We offer many of the best-tasting experiences in the world, allowing you to enjoy the best aromas and flavors in a perfect way. But in order to take advantage of the wine-tasting experience, there are a few things you should know:
1. Pick the Type of Tasting You Want
Wine Bar Tasting
Looking for a great pour? Simply walk up to the bar and choose from a list of new, old, and unique wines being displayed. Wine Bar Tasting fees can range between $10 – $50.
Sit Down Tasting
By appointment only, a Sit Down Tasting is a much more personal and elegant wine tasting experience. Your private winery host will pour everything from new to rare wines, often paired with savory and sweet food. Tasting fees are a bit higher for this type of experience.
Table Service Tasting
Relax and enjoy your wine in an elegant salon or on a gorgeous terrace. A staple at sparkling wine facilities, a Table Service Tasting is when wine is brought to your table for you and your friends or family to share.

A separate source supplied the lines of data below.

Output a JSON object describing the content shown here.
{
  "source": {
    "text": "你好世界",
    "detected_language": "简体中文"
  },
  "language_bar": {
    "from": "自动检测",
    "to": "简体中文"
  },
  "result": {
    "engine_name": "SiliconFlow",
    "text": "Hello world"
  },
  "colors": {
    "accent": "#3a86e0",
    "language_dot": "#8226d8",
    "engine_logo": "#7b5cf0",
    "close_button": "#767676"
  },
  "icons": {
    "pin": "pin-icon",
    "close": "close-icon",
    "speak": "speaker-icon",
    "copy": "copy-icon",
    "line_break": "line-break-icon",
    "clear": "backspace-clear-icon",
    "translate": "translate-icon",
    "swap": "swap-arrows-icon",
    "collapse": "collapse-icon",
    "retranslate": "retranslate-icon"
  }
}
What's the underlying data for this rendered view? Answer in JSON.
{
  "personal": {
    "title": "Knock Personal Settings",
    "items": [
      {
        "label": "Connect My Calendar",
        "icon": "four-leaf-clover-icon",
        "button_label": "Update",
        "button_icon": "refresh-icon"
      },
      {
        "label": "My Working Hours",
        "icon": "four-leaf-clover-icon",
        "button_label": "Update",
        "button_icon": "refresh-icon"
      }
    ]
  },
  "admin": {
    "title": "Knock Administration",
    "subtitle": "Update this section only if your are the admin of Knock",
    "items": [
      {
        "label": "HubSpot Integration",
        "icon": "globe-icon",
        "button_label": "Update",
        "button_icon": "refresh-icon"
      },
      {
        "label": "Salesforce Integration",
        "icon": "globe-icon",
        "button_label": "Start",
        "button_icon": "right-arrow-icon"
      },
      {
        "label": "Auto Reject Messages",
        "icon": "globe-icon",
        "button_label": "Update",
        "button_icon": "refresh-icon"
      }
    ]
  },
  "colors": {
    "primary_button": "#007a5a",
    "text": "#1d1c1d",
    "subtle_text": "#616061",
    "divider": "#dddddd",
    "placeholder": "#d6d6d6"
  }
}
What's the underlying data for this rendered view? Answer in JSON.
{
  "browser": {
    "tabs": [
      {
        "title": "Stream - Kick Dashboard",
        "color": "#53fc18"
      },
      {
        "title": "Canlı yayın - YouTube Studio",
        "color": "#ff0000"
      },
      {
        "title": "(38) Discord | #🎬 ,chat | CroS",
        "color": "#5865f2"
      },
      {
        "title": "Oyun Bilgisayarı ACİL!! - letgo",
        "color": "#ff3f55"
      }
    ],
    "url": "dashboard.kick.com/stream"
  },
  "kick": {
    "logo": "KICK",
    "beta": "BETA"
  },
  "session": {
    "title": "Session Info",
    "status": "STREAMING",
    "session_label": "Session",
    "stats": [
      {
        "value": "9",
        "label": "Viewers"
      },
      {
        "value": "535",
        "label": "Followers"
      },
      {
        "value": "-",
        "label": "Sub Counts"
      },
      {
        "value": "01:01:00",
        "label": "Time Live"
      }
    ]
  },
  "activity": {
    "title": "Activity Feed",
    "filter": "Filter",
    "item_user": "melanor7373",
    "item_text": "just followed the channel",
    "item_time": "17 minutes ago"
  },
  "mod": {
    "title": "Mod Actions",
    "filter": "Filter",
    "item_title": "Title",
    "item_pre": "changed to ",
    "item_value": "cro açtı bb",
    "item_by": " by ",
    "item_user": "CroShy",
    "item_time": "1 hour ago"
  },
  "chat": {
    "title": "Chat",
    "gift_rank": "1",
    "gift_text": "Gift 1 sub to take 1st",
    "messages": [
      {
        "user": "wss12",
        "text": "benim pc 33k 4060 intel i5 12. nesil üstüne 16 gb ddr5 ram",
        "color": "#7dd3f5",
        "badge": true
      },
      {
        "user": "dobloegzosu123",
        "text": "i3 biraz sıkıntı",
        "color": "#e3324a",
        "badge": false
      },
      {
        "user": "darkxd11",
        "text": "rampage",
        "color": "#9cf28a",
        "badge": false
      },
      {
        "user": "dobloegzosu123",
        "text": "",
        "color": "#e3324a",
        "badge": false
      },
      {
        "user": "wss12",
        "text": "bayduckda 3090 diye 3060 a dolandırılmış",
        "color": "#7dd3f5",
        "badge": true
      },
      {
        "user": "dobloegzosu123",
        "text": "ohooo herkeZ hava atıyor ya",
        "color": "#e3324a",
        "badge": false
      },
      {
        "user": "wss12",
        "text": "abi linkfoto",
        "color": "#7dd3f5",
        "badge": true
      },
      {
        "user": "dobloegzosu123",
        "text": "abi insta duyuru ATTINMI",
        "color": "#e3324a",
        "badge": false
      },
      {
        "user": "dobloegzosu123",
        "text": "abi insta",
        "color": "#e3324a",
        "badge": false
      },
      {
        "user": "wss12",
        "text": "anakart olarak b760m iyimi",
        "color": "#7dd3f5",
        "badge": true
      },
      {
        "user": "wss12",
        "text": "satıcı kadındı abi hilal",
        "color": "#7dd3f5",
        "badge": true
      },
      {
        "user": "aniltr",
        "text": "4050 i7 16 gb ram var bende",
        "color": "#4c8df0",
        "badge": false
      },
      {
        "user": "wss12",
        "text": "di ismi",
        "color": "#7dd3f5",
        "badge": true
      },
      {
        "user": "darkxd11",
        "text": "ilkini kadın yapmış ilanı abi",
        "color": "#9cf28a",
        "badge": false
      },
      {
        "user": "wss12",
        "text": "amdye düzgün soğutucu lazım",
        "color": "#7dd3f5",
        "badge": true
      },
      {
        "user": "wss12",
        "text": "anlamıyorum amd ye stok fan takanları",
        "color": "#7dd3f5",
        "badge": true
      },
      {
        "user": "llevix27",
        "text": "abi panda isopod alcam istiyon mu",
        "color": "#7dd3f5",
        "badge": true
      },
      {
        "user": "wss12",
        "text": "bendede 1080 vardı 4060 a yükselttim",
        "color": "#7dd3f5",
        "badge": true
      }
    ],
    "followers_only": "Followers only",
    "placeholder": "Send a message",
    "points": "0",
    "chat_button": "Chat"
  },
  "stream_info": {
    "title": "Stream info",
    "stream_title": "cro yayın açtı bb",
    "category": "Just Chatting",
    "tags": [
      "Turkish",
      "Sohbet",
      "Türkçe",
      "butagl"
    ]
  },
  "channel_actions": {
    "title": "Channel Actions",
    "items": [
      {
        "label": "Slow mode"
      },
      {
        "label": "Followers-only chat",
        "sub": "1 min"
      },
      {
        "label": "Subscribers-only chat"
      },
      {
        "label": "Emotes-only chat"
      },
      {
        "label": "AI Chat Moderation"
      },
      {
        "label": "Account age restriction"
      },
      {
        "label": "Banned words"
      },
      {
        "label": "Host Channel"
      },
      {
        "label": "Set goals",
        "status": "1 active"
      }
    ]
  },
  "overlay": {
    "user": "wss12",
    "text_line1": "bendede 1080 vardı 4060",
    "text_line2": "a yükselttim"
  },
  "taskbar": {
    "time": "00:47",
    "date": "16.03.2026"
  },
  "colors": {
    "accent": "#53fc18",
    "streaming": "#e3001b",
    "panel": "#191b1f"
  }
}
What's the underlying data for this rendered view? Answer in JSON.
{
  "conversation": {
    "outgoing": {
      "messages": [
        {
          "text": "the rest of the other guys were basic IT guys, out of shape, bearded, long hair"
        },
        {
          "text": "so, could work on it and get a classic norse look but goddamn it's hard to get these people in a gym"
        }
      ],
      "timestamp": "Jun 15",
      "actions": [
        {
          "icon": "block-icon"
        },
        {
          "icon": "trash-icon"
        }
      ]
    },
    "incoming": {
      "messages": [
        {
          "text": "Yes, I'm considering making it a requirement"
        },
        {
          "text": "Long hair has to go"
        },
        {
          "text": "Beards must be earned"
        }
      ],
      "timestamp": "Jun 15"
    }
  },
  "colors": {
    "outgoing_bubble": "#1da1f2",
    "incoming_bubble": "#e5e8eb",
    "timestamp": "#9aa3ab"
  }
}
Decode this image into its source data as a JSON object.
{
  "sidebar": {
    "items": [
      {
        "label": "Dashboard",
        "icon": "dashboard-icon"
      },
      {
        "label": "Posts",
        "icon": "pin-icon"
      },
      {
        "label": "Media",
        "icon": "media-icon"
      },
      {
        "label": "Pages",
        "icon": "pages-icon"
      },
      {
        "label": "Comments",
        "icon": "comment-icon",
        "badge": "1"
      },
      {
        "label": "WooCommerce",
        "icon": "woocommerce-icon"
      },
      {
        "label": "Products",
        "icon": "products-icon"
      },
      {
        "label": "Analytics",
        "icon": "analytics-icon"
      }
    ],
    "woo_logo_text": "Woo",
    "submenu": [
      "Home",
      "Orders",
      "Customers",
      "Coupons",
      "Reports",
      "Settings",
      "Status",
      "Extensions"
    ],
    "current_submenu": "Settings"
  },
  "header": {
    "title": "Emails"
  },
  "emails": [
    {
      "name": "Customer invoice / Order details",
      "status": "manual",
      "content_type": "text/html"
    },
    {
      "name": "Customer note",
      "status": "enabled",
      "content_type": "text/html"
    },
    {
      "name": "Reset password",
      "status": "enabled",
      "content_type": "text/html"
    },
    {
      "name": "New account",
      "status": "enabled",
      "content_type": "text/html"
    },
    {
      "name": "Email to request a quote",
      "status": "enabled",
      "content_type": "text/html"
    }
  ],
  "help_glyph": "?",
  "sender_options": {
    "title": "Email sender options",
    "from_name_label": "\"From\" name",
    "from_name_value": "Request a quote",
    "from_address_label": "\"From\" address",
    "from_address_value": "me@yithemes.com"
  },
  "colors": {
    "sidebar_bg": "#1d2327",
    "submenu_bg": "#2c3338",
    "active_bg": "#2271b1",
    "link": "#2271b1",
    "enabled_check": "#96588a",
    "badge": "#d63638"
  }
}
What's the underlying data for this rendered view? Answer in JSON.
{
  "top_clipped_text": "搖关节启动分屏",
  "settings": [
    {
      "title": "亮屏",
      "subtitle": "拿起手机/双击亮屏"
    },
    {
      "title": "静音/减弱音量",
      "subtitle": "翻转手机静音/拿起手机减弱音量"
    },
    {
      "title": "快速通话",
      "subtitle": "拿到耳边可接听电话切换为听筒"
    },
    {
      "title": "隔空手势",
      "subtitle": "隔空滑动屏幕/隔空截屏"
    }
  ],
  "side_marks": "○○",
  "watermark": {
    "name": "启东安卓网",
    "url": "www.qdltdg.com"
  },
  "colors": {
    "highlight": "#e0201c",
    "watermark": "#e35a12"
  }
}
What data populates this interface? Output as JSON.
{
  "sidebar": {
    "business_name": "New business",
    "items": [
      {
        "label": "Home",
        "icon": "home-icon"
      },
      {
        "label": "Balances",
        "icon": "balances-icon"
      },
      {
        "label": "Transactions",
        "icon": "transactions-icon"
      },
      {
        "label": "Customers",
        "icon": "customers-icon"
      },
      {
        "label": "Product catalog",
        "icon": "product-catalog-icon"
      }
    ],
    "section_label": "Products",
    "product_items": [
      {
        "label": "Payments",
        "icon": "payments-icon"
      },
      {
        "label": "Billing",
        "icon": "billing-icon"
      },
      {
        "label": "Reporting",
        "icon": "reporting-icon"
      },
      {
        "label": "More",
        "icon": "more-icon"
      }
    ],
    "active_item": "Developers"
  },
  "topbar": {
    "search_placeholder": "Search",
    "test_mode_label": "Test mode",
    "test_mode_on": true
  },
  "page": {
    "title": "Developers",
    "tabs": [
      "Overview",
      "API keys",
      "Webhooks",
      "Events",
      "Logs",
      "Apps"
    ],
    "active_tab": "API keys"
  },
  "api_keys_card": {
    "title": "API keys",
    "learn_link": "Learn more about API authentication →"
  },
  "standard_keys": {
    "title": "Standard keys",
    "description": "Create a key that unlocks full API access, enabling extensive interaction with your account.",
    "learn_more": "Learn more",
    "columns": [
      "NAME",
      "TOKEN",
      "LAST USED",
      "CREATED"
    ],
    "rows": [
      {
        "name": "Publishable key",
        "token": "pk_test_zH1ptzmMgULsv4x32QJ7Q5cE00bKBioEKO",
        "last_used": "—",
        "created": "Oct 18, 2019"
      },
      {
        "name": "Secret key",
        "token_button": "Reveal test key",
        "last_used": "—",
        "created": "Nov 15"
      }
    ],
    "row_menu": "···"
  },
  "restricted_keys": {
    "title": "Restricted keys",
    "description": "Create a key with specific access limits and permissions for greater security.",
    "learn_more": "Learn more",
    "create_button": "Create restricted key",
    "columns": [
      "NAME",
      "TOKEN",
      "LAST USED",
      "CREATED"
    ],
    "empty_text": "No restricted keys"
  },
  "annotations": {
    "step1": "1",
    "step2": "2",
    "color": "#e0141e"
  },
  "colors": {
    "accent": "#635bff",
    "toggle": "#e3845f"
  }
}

Have a taste for adventure? Then a Walk-Around Tasting — part tour, part tasting — is the way to explore food and wine on promenade. You'll enjoy a wide range of experiences as you chat with winemakers or chefs around the winery.
Here is your chance to steal a taste of a wide variety of brand new wines before you buy: with a Barrel Tasting, your wine guide takes a "wine thief” — a special glass tube siphon placed into the bung hole in the top of a barrel — to extract tasting samples of a maturing wine. This allows you to taste what the wine is like in the middle of developing its full potential.
2. Make an Appointment
While many of our wineries would love to host you last minute, we suggest that you always make an appointment — in order to have a more relaxed time. In fact, because some of the wineries are small, an appointment is absolutely necessary. Other times, you must make an appointment because the winery's use permit requires it. Scheduling in advance ensures that you have plenty of time to sip and socialize.
3. Know How to Taste the Wine
See Observe the color and clarity of the wine. Color can be affected by age, varietal, fermentation techniques, and barrel process.
Swirl Lightly twirl the steam of the glass, keeping the bottom of the glass on the table if you are worried about spilling. This allows some oxygen into the wine that will help the aromas open up.
Sniff Hold the glass a few inches from your nose, then let your nose drop into the glass. No wine is the same as another – some have subtle aromas that are difficult to identify, so don’t worry if you can’t recognize the scent.
Sip Take a sip and let it linger in your mouth. Roll the wine around in your mouth, exposing it to all of your taste buds.